Four times, Tanya joined a quartet on a musical paddling tour down the Colorado River through the Grand Canyon on a raft, her cello in a waterproof case. The group set up in natural rocky amphitheatres to play their concerts. Afterwards Tanya liked to hike through the cliffs in the heat, then shed her clothes and jump into cold pools – this typified her adventurous spirit and bold love of life.
In 2006 Tanya was diagnosed with advanced ovarian cancer. Despite repeated treatments and bouts of recurrence of the disease, Tanya continued her performance and teaching career, including a cello and piano recital at Weill Hall, (Carnegie Hall, New York) and a complete cycle of the Beethoven Cello sonatas in Edmonton. In 2009 she was inducted into the Edmonton Cultural Hall of Fame for her contributions to the musical life of the city.
Like Marianne, Tanya was a devoted and tireless teacher who guided many students to careers in cello. And as a cellist, Tanya was known for her musical passion and her insistence that every performance should be of the highest integrity and quality. “Each one of us is a maestro”, she believed. She inspired her students and colleagues to engage with the freedom of the human spirit, be bold and do anything.

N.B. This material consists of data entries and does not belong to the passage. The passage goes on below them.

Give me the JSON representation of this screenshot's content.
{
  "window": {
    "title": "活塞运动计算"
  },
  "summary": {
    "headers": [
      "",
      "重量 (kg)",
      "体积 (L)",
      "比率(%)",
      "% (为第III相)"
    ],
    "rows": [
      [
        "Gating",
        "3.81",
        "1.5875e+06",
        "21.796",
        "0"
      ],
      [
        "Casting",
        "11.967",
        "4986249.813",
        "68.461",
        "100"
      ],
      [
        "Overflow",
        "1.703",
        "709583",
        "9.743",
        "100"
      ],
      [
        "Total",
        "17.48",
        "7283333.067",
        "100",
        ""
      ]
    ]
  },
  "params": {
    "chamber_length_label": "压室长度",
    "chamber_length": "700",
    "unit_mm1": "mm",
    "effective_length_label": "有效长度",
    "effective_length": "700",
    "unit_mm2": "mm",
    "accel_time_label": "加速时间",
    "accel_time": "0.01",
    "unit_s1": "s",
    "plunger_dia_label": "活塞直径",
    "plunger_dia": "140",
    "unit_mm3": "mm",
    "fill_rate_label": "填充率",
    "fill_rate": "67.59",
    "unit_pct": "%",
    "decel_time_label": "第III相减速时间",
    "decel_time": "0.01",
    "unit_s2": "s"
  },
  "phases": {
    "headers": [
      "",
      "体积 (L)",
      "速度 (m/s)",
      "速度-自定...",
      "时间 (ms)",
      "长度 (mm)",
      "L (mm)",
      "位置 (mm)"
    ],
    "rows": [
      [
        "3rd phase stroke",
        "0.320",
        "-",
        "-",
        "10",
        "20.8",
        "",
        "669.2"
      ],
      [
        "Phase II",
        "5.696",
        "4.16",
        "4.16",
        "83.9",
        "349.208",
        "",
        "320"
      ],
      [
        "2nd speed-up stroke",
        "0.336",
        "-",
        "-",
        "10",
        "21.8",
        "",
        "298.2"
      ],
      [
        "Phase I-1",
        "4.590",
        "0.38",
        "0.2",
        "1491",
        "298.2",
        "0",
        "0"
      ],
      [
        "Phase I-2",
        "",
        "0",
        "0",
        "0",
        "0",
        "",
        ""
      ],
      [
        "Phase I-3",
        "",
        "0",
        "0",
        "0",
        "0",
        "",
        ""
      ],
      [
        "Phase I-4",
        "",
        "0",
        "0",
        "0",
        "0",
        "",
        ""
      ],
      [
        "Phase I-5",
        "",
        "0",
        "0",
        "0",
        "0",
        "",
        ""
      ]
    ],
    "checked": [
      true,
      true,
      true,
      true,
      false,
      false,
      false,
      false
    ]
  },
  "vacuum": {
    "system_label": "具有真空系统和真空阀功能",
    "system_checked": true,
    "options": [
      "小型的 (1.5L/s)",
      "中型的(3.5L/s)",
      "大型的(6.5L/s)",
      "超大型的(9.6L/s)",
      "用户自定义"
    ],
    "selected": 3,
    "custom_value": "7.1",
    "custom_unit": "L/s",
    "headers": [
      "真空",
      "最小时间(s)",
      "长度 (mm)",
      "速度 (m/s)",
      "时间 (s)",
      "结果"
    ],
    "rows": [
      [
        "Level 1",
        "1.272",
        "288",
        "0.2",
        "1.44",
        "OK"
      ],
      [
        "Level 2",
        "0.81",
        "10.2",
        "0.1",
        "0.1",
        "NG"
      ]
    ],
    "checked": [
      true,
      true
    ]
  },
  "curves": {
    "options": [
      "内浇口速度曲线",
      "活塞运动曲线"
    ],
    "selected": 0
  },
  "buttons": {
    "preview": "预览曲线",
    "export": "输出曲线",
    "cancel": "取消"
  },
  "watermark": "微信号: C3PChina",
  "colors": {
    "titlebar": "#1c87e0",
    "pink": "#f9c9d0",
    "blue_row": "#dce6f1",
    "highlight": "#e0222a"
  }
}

Both Marianne and Tanya influenced countless cellists in Australia, the UK and Canada.